**What is needed**
Retype the entries word for word, leaving nothing out.

[Items from a dataset]
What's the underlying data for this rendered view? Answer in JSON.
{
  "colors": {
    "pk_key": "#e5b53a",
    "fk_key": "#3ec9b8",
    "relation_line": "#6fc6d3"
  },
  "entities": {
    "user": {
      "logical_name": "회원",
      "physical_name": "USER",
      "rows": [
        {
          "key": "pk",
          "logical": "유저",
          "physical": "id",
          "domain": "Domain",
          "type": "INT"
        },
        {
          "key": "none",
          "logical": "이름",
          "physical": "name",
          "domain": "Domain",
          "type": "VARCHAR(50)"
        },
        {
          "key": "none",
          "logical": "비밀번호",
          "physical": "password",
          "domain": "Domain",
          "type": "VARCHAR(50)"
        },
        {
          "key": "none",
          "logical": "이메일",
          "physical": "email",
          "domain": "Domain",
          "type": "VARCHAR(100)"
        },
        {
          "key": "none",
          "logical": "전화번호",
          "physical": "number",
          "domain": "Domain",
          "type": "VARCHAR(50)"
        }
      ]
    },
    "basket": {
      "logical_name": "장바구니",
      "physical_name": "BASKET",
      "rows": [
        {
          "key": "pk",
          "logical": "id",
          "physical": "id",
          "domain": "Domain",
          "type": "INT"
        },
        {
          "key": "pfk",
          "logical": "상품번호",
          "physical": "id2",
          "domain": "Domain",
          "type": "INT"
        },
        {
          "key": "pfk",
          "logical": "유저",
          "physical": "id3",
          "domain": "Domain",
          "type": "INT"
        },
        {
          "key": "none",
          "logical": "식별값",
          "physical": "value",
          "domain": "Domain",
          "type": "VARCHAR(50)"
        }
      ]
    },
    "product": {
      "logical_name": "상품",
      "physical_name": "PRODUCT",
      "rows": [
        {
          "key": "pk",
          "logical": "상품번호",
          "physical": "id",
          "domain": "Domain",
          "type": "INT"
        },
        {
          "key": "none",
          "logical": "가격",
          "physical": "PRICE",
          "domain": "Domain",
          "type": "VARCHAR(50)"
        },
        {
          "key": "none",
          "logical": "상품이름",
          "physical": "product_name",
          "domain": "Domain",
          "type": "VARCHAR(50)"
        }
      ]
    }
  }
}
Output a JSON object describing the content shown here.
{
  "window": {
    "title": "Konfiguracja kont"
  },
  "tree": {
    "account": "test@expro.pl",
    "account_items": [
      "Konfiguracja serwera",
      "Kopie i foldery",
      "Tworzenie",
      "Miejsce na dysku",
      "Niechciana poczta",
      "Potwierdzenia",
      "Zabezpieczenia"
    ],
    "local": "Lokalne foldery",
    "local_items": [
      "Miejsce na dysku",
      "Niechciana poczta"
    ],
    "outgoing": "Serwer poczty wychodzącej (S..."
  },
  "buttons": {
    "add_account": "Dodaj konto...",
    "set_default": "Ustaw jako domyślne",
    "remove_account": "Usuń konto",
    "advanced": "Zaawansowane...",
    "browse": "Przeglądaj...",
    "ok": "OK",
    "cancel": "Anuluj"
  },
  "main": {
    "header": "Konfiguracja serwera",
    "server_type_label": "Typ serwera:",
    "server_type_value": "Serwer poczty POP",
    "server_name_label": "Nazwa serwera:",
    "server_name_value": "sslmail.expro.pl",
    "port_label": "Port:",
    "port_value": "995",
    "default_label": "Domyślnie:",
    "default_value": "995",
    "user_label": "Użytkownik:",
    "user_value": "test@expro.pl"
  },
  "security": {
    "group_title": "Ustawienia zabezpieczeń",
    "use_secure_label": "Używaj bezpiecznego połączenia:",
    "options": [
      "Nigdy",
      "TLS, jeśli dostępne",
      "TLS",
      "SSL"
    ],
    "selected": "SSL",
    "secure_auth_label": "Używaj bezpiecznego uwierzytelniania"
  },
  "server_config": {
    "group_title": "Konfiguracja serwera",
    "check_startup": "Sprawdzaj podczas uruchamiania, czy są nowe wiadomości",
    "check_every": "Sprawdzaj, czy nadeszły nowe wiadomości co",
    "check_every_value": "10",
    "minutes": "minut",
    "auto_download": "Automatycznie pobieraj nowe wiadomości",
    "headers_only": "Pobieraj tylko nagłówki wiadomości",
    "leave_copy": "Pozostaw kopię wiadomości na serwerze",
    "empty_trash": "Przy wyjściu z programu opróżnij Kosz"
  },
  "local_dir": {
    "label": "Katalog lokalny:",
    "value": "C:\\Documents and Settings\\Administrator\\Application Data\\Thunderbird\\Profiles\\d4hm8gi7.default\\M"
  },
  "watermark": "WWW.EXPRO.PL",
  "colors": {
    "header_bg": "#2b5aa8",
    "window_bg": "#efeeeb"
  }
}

**Solution for this exercise**
What's the underlying data for this rendered view? Answer in JSON.
{
  "colors": {
    "pk_key": "#e5b53a",
    "fk_key": "#3ec9b8",
    "relation_line": "#6fc6d3"
  },
  "entities": {
    "user": {
      "logical_name": "회원",
      "physical_name": "USER",
      "rows": [
        {
          "key": "pk",
          "logical": "유저",
          "physical": "id",
          "domain": "Domain",
          "type": "INT"
        },
        {
          "key": "none",
          "logical": "이름",
          "physical": "name",
          "domain": "Domain",
          "type": "VARCHAR(50)"
        },
        {
          "key": "none",
          "logical": "비밀번호",
          "physical": "password",
          "domain": "Domain",
          "type": "VARCHAR(50)"
        },
        {
          "key": "none",
          "logical": "이메일",
          "physical": "email",
          "domain": "Domain",
          "type": "VARCHAR(100)"
        },
        {
          "key": "none",
          "logical": "전화번호",
          "physical": "number",
          "domain": "Domain",
          "type": "VARCHAR(50)"
        }
      ]
    },
    "basket": {
      "logical_name": "장바구니",
      "physical_name": "BASKET",
      "rows": [
        {
          "key": "pk",
          "logical": "id",
          "physical": "id",
          "domain": "Domain",
          "type": "INT"
        },
        {
          "key": "pfk",
          "logical": "상품번호",
          "physical": "id2",
          "domain": "Domain",
          "type": "INT"
        },
        {
          "key": "pfk",
          "logical": "유저",
          "physical": "id3",
          "domain": "Domain",
          "type": "INT"
        },
        {
          "key": "none",
          "logical": "식별값",
          "physical": "value",
          "domain": "Domain",
          "type": "VARCHAR(50)"
        }
      ]
    },
    "product": {
      "logical_name": "상품",
      "physical_name": "PRODUCT",
      "rows": [
        {
          "key": "pk",
          "logical": "상품번호",
          "physical": "id",
          "domain": "Domain",
          "type": "INT"
        },
        {
          "key": "none",
          "logical": "가격",
          "physical": "PRICE",
          "domain": "Domain",
          "type": "VARCHAR(50)"
        },
        {
          "key": "none",
          "logical": "상품이름",
          "physical": "product_name",
          "domain": "Domain",
          "type": "VARCHAR(50)"
        }
      ]
    }
  }
}
Output a JSON object describing the content shown here.
{
  "window": {
    "title": "Konfiguracja kont"
  },
  "tree": {
    "account": "test@expro.pl",
    "account_items": [
      "Konfiguracja serwera",
      "Kopie i foldery",
      "Tworzenie",
      "Miejsce na dysku",
      "Niechciana poczta",
      "Potwierdzenia",
      "Zabezpieczenia"
    ],
    "local": "Lokalne foldery",
    "local_items": [
      "Miejsce na dysku",
      "Niechciana poczta"
    ],
    "outgoing": "Serwer poczty wychodzącej (S..."
  },
  "buttons": {
    "add_account": "Dodaj konto...",
    "set_default": "Ustaw jako domyślne",
    "remove_account": "Usuń konto",
    "advanced": "Zaawansowane...",
    "browse": "Przeglądaj...",
    "ok": "OK",
    "cancel": "Anuluj"
  },
  "main": {
    "header": "Konfiguracja serwera",
    "server_type_label": "Typ serwera:",
    "server_type_value": "Serwer poczty POP",
    "server_name_label": "Nazwa serwera:",
    "server_name_value": "sslmail.expro.pl",
    "port_label": "Port:",
    "port_value": "995",
    "default_label": "Domyślnie:",
    "default_value": "995",
    "user_label": "Użytkownik:",
    "user_value": "test@expro.pl"
  },
  "security": {
    "group_title": "Ustawienia zabezpieczeń",
    "use_secure_label": "Używaj bezpiecznego połączenia:",
    "options": [
      "Nigdy",
      "TLS, jeśli dostępne",
      "TLS",
      "SSL"
    ],
    "selected": "SSL",
    "secure_auth_label": "Używaj bezpiecznego uwierzytelniania"
  },
  "server_config": {
    "group_title": "Konfiguracja serwera",
    "check_startup": "Sprawdzaj podczas uruchamiania, czy są nowe wiadomości",
    "check_every": "Sprawdzaj, czy nadeszły nowe wiadomości co",
    "check_every_value": "10",
    "minutes": "minut",
    "auto_download": "Automatycznie pobieraj nowe wiadomości",
    "headers_only": "Pobieraj tylko nagłówki wiadomości",
    "leave_copy": "Pozostaw kopię wiadomości na serwerze",
    "empty_trash": "Przy wyjściu z programu opróżnij Kosz"
  },
  "local_dir": {
    "label": "Katalog lokalny:",
    "value": "C:\\Documents and Settings\\Administrator\\Application Data\\Thunderbird\\Profiles\\d4hm8gi7.default\\M"
  },
  "watermark": "WWW.EXPRO.PL",
  "colors": {
    "header_bg": "#2b5aa8",
    "window_bg": "#efeeeb"
  }
}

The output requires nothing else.